West end live! A wonderful event, combining our two favourite things – theatre and free stuff. Kirsty finished work at 1:30 and we arrived at the queue at roughly 2. The queue stretched halfway around Trafalgar Square – but moved quickly enough for us to gain entry to the event soon enough for us to hear the end of Jersey boys and the vast majority of Thriller live. It was incredible – 2 shows I had never seen before but was greatly curious of, and I was loving it. There was an atmosphere which only the British theatregoer could create – the most discreet excitement yet the upmost politeness, no one could possibly complain in any crowd. We experienced questionable survey taking, marking answers we answered incorrectly, an unfashionable move which we picked up on in the greatest haste. To reflect on traditional, British theatre could there be anything more so than Gilbert and Sullivan’s ‘The Pirates of Penzance’. Kim fell in love with the music, I fell in love with the man singing it. Then came the English National Opera – a spectacle that must be seen live to gain it’IMG_5453s full impact.
I was too eager to hear anyone perform anything Hamilton related. I waited. I waited patiently – all day through to the second day, which unfortunately Kim was too ill to attend (fear not though, she is all cured. Flu is a bitch) but I conquered the event alone. And that was the day that my wish came true. West end gospel choir performed – they walked on the stage with a confidence I had not seen in any other act, no other performer held this level of excitement over nerves of their small show. And I reckon – I do, I do, that this was due to their knowledge that they were about to perform Hamilton – an American musical that tells the story of 18th century America in a raw, unique way only Lin-Manuel Miranda could have created. They knew they were ready to perform. They even knew what the audience didn’t – that the lead performed in Lin’s other musical hit – In The Heights – were to perform this legendary shows score alongside them. And that confidence was obvious – that confidence shon though, from the second they set foot upon stage. The second they smiled I danced – the minute they moved I was elated. The mood was beyond compare. We were the people who had wanted – waited for this revolutionary musical to embrace the score of a show that not only told history, but changed it. The predominantly non-Caucasian casting. The first mix of traditional song and rap. The first (in my opinion, at least) mix of applied, educational, theatre with mainstream Broadway fame. And when they sang I smiled – a big deal for some people. I smiled in many areas of knowledge – one of which I was listening to the future, but the other in that other people were being introduced to the future of what theatre should be – inclusive, educational and appealing to people.

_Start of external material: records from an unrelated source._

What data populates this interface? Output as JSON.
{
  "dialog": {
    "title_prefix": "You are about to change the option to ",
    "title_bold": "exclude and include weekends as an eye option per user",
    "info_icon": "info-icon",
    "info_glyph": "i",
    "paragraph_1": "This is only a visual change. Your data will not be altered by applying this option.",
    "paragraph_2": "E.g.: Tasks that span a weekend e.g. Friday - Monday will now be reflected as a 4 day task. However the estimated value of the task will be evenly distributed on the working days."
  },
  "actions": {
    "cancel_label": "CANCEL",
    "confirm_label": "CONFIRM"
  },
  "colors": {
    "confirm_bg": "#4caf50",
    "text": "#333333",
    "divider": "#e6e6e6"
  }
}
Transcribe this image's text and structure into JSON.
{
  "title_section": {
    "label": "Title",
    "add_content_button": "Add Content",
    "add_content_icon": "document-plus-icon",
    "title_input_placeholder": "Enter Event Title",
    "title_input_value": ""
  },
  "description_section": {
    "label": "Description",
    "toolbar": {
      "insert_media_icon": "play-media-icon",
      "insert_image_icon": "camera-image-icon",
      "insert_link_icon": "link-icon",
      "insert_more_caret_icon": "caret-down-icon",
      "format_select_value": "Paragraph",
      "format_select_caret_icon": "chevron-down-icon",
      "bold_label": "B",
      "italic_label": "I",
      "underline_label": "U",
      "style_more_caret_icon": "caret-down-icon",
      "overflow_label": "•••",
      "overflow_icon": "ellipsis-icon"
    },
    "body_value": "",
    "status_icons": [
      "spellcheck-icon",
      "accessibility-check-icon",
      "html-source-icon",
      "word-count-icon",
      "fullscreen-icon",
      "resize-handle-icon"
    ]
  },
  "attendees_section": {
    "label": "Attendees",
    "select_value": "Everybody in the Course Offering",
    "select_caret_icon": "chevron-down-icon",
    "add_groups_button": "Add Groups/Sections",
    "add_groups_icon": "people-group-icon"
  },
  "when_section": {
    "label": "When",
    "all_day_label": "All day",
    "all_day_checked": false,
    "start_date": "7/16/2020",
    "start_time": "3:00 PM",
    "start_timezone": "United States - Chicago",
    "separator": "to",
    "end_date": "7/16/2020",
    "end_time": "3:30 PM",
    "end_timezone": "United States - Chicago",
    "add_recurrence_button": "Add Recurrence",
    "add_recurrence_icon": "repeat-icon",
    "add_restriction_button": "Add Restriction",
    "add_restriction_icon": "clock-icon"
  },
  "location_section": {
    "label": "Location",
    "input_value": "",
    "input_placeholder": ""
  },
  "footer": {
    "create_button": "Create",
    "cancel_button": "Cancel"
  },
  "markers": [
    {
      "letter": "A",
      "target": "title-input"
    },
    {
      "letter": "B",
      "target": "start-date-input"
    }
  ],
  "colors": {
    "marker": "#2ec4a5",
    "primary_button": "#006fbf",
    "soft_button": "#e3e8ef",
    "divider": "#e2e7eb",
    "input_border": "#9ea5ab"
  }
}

But to extend my writing on this event beyond purely Hamilton (which is something I have been told I have to do) I am happy to reflect on some of the great performances that came before my Hamilton extravaganza. Several performing arts schools and troupes performed. Having looked at these groups when I was young as the ultimate goal for myself. There was no doubt that these kids were talented – one young girl even managed to complete her show wearing only one shoe, but the content of these productions was rather questionable to the DATE (Drama, Applied Theatre and Education) of us. Yes there was attitude, yes there were adult themes, but what really was getting to us was the skimpy costumes and noted lack of diversity within the groups. This just highlighted the necessity for change within the industry. But West End Live – long may it continue!

Anything that promises us free stuff – Long may you continue!